= Brief =
Filter the listing below down to the lines containing the word "JSON".

────

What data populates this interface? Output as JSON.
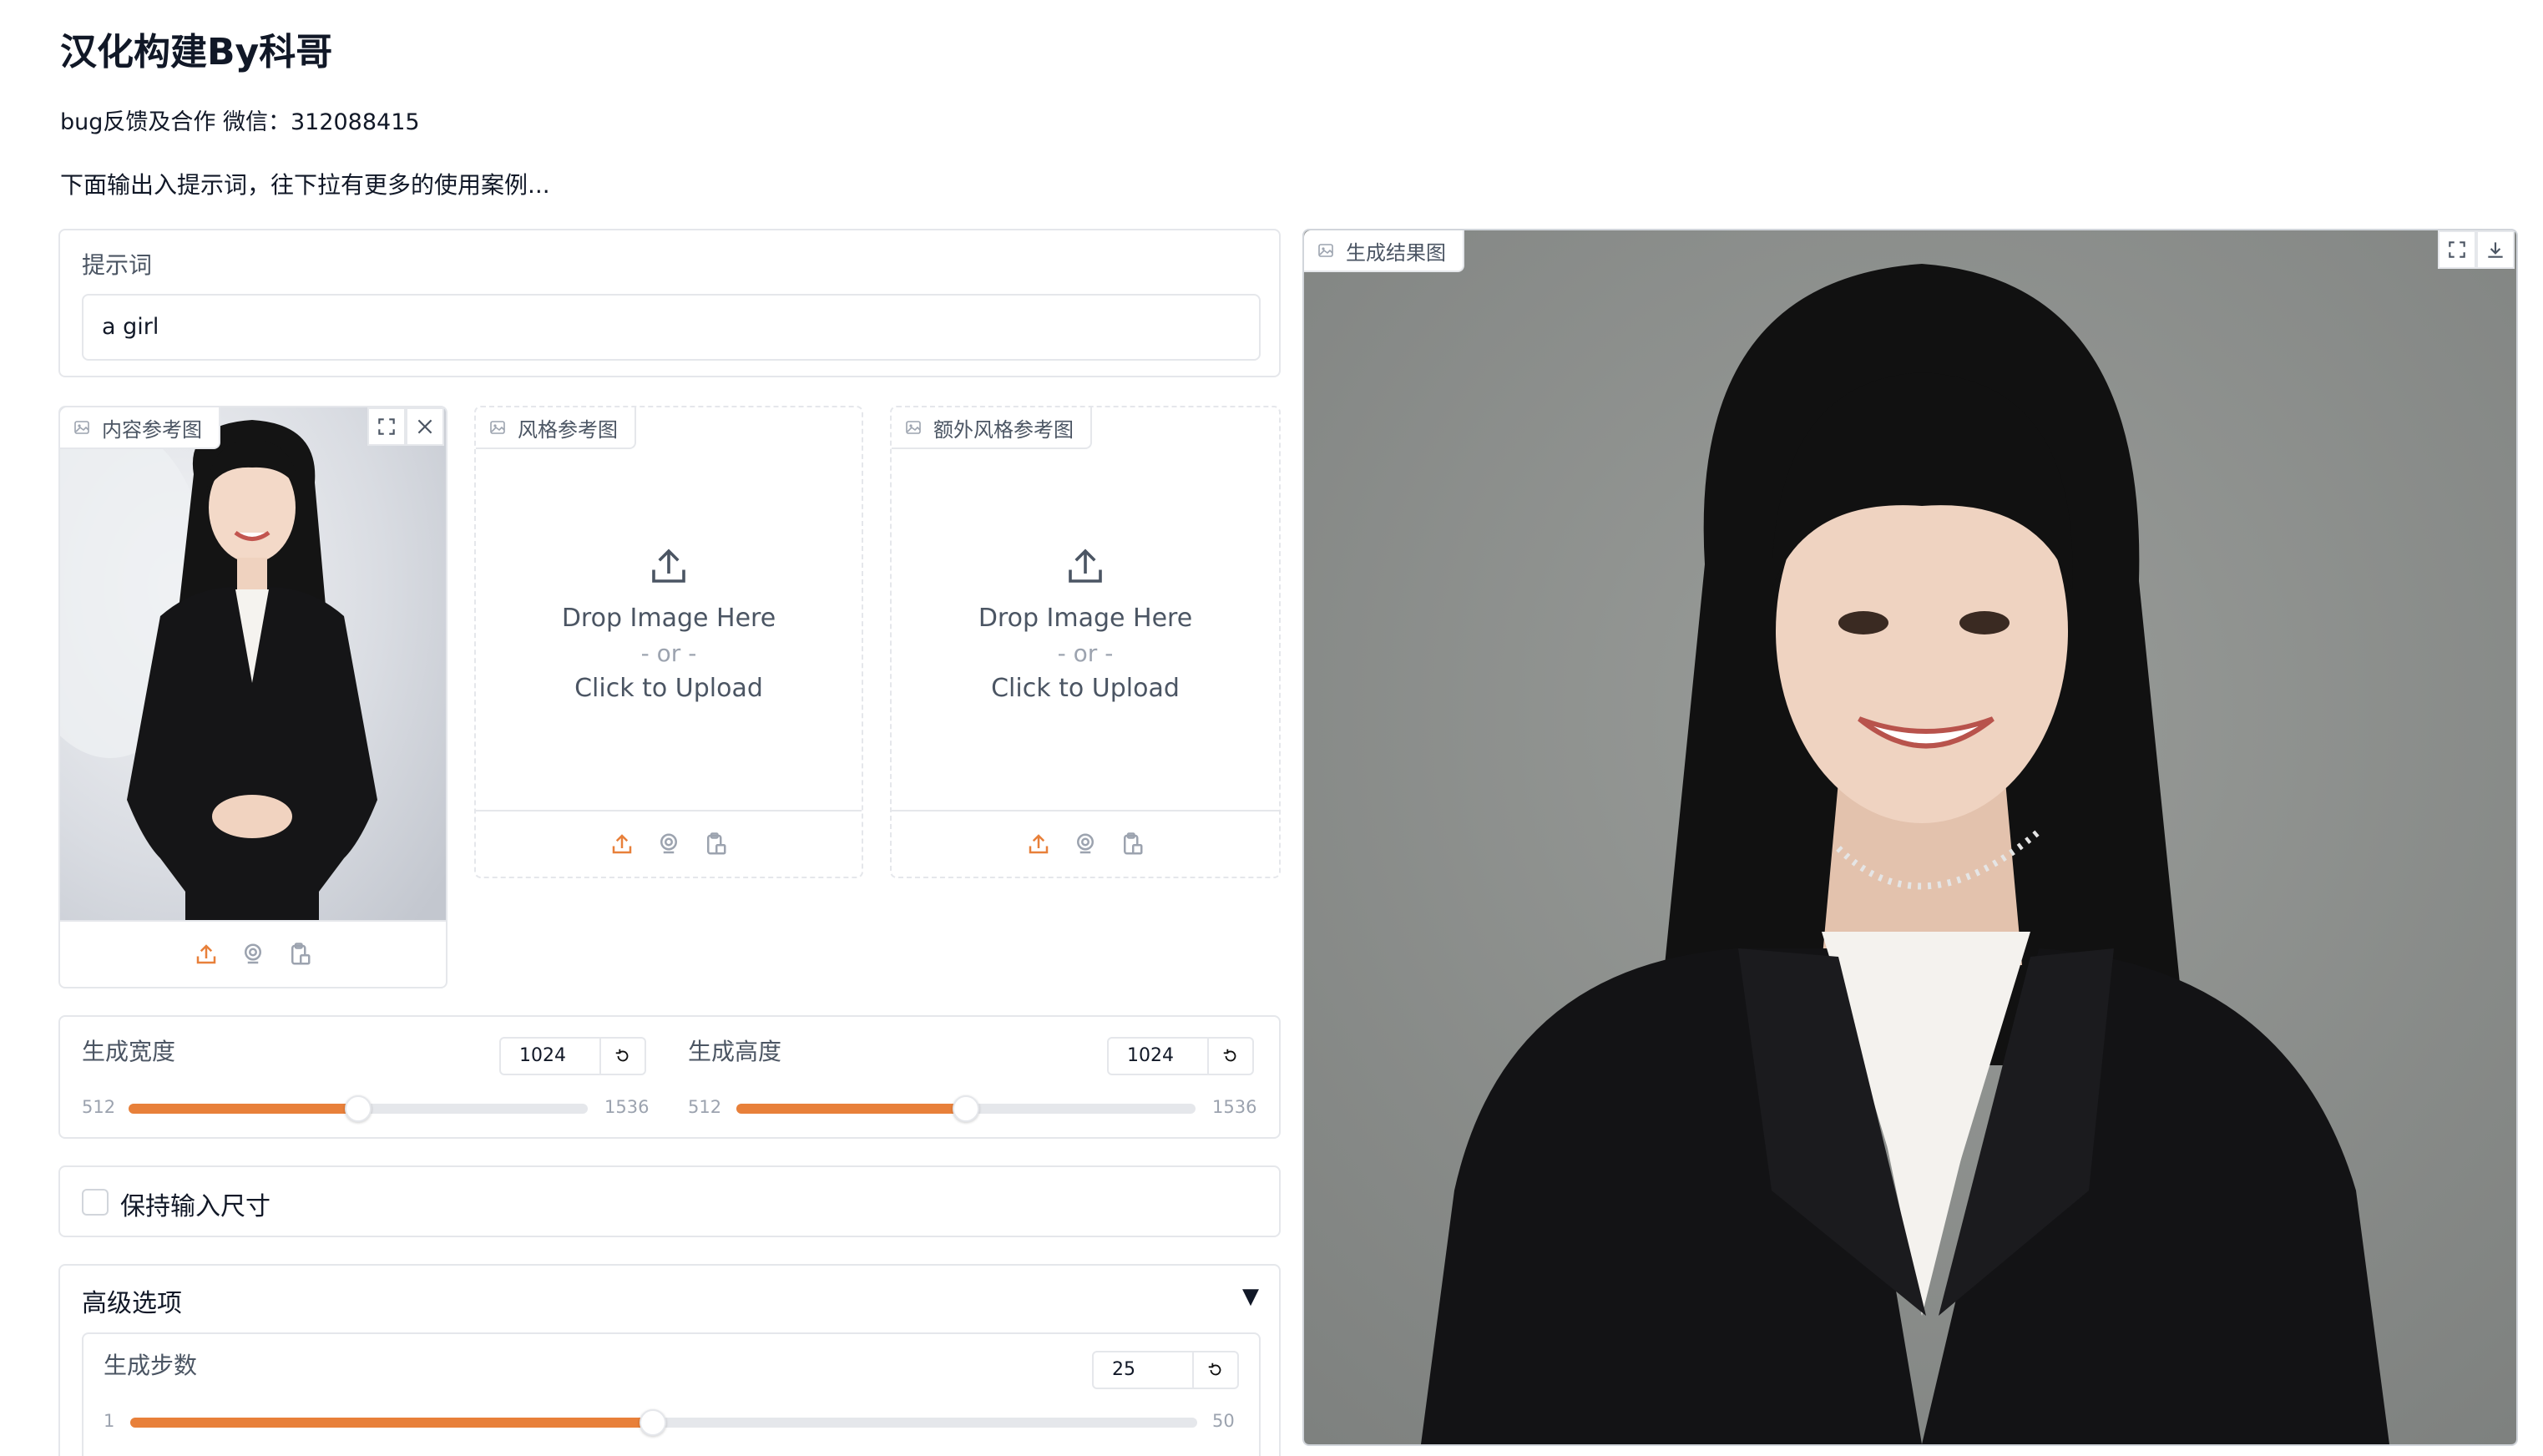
{
  "header": {
    "title": "汉化构建By科哥",
    "contact": "bug反馈及合作 微信：312088415",
    "instruction": "下面输出入提示词，往下拉有更多的使用案例..."
  },
  "prompt": {
    "label": "提示词",
    "value": "a girl"
  },
  "content_ref": {
    "label": "内容参考图"
  },
  "style_ref": {
    "label": "风格参考图",
    "drop_text": "Drop Image Here",
    "or_text": "- or -",
    "click_text": "Click to Upload"
  },
  "extra_style_ref": {
    "label": "额外风格参考图",
    "drop_text": "Drop Image Here",
    "or_text": "- or -",
    "click_text": "Click to Upload"
  },
  "width_slider": {
    "label": "生成宽度",
    "value": "1024",
    "min": "512",
    "max": "1536",
    "fraction": 0.5
  },
  "height_slider": {
    "label": "生成高度",
    "value": "1024",
    "min": "512",
    "max": "1536",
    "fraction": 0.5
  },
  "keep_size": {
    "label": "保持输入尺寸",
    "checked": false
  },
  "advanced": {
    "title": "高级选项",
    "arrow": "▼",
    "steps": {
      "label": "生成步数",
      "value": "25",
      "min": "1",
      "max": "50",
      "fraction": 0.49
    }
  },
  "result": {
    "label": "生成结果图"
  },
  "colors": {
    "accent": "#e8803a",
    "border": "#e5e7eb",
    "photo_bg": "#8b8e8c"
  }
}
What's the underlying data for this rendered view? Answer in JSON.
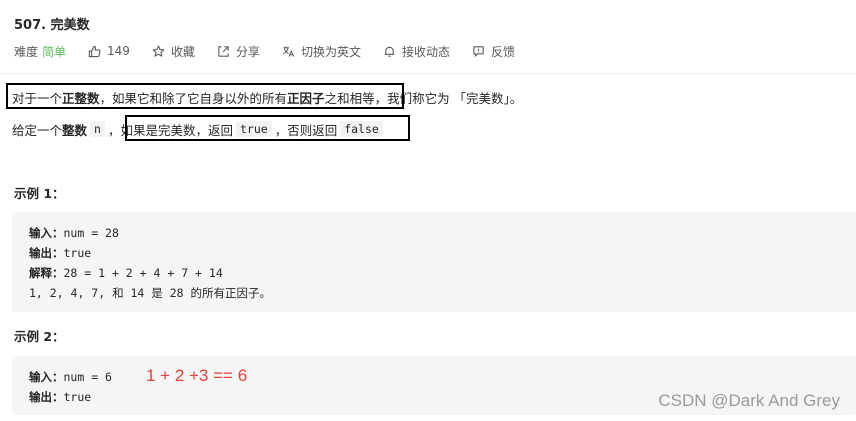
{
  "problem": {
    "title": "507. 完美数"
  },
  "meta": {
    "difficulty_label": "难度",
    "difficulty_value": "简单",
    "difficulty_color": "#5cb85c",
    "likes": "149",
    "favorite": "收藏",
    "share": "分享",
    "switch_lang": "切换为英文",
    "subscribe": "接收动态",
    "feedback": "反馈"
  },
  "description": {
    "line1": {
      "p1": "对于一个 ",
      "b1": "正整数",
      "p2": "，如果它和除了它自身以外的所有 ",
      "b2": "正因子",
      "p3": " 之和相等，我们称它为 「完美数」。"
    },
    "line2": {
      "p1": "给定一个 ",
      "b1": "整数",
      "c1": "n",
      "p2": "，如果是完美数，返回 ",
      "c2": "true",
      "p3": "，否则返回 ",
      "c3": "false"
    }
  },
  "example1": {
    "title": "示例 1：",
    "input_label": "输入：",
    "input_value": "num = 28",
    "output_label": "输出：",
    "output_value": "true",
    "explain_label": "解释：",
    "explain_value": "28 = 1 + 2 + 4 + 7 + 14",
    "explain_line2": "1, 2, 4, 7, 和 14 是 28 的所有正因子。"
  },
  "example2": {
    "title": "示例 2：",
    "input_label": "输入：",
    "input_value": "num = 6",
    "output_label": "输出：",
    "output_value": "true"
  },
  "annotation": {
    "text": "1 + 2 +3 == 6",
    "color": "#e8403a"
  },
  "watermark": "CSDN @Dark And Grey",
  "icons": [
    "thumbs-up-icon",
    "star-icon",
    "share-icon",
    "translate-icon",
    "bell-icon",
    "feedback-icon"
  ]
}
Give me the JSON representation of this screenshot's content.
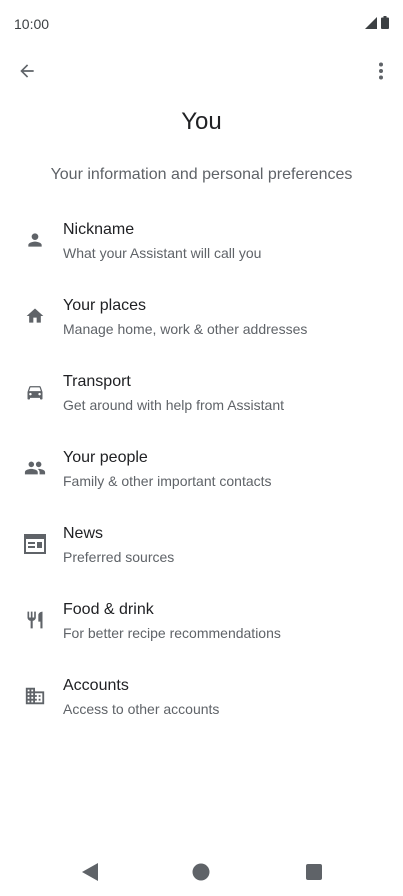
{
  "status": {
    "time": "10:00"
  },
  "header": {
    "title": "You",
    "subtitle": "Your information and personal preferences"
  },
  "icons": {
    "back": "arrow-back-icon",
    "more": "more-vert-icon",
    "signal": "signal-icon",
    "battery": "battery-icon"
  },
  "items": [
    {
      "title": "Nickname",
      "desc": "What your Assistant will call you",
      "icon": "person-icon"
    },
    {
      "title": "Your places",
      "desc": "Manage home, work & other addresses",
      "icon": "home-icon"
    },
    {
      "title": "Transport",
      "desc": "Get around with help from Assistant",
      "icon": "car-icon"
    },
    {
      "title": "Your people",
      "desc": "Family & other important contacts",
      "icon": "people-icon"
    },
    {
      "title": "News",
      "desc": "Preferred sources",
      "icon": "news-icon"
    },
    {
      "title": "Food & drink",
      "desc": "For better recipe recommendations",
      "icon": "restaurant-icon"
    },
    {
      "title": "Accounts",
      "desc": "Access to other accounts",
      "icon": "business-icon"
    }
  ],
  "colors": {
    "text": "#202124",
    "secondary": "#5f6368",
    "icon": "#5f6368"
  }
}
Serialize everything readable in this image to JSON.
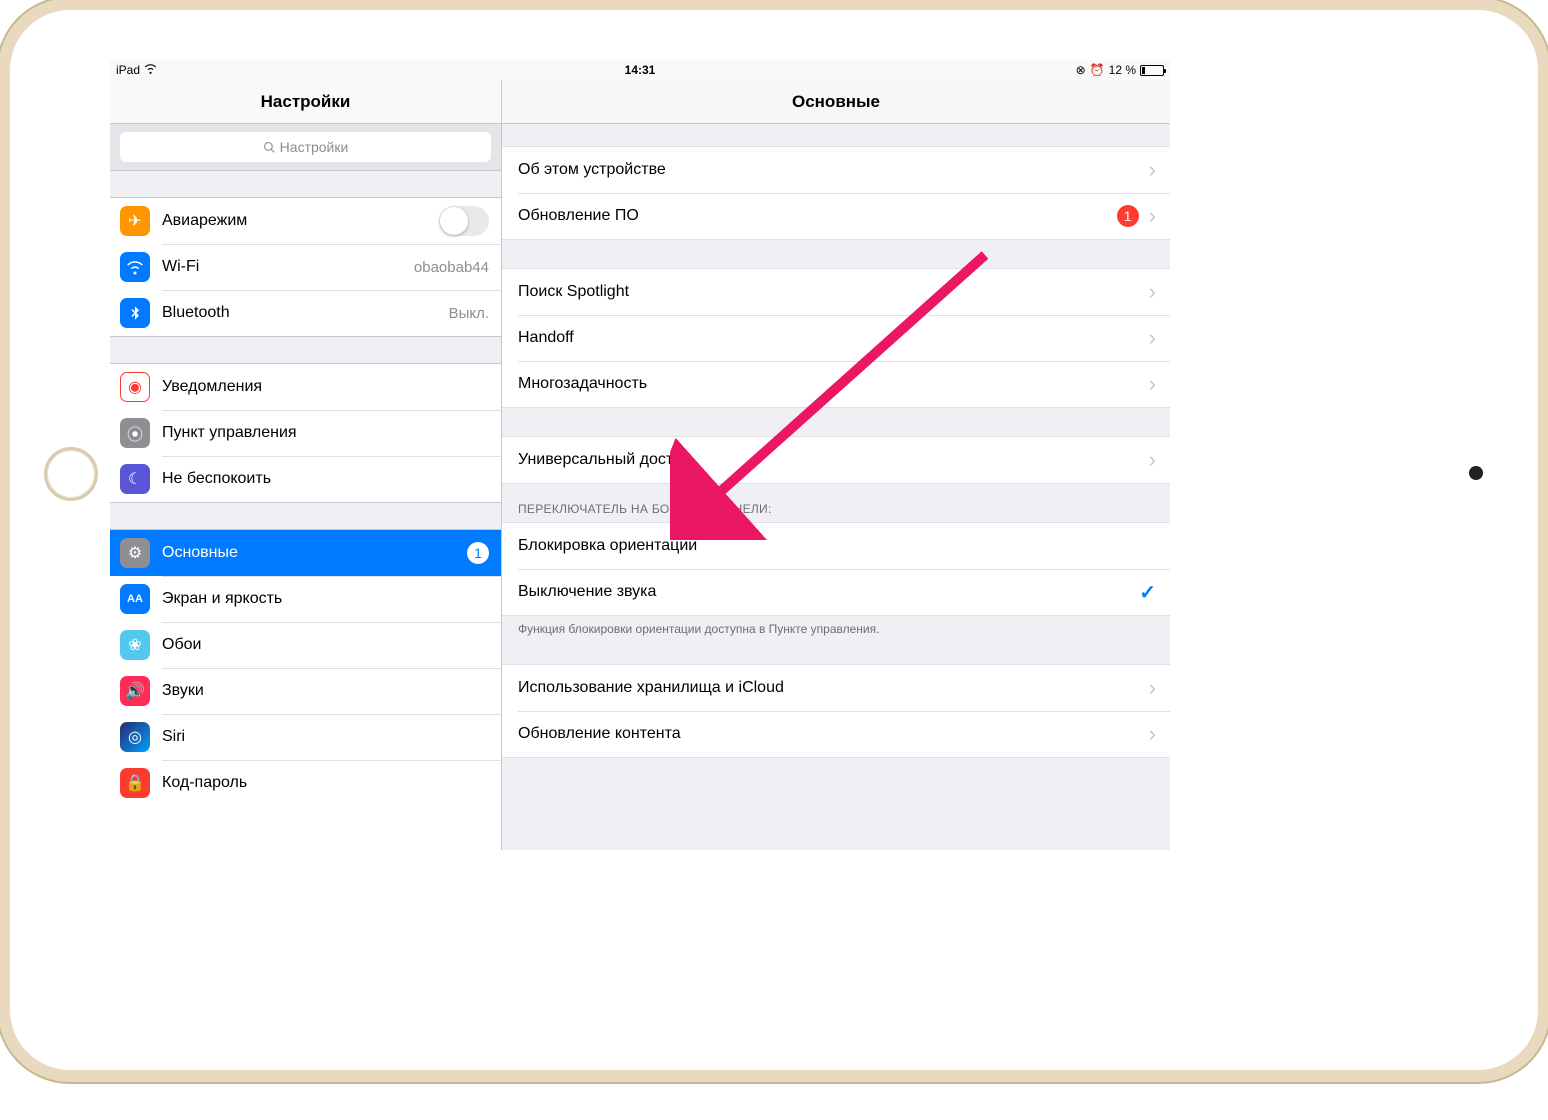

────

= Answer box =
What data populates this interface? Output as JSON.
What's the underlying data for this rendered view? Answer in JSON.
Give me the JSON representation of this screenshot's content.
Serialize everything readable in this image to JSON.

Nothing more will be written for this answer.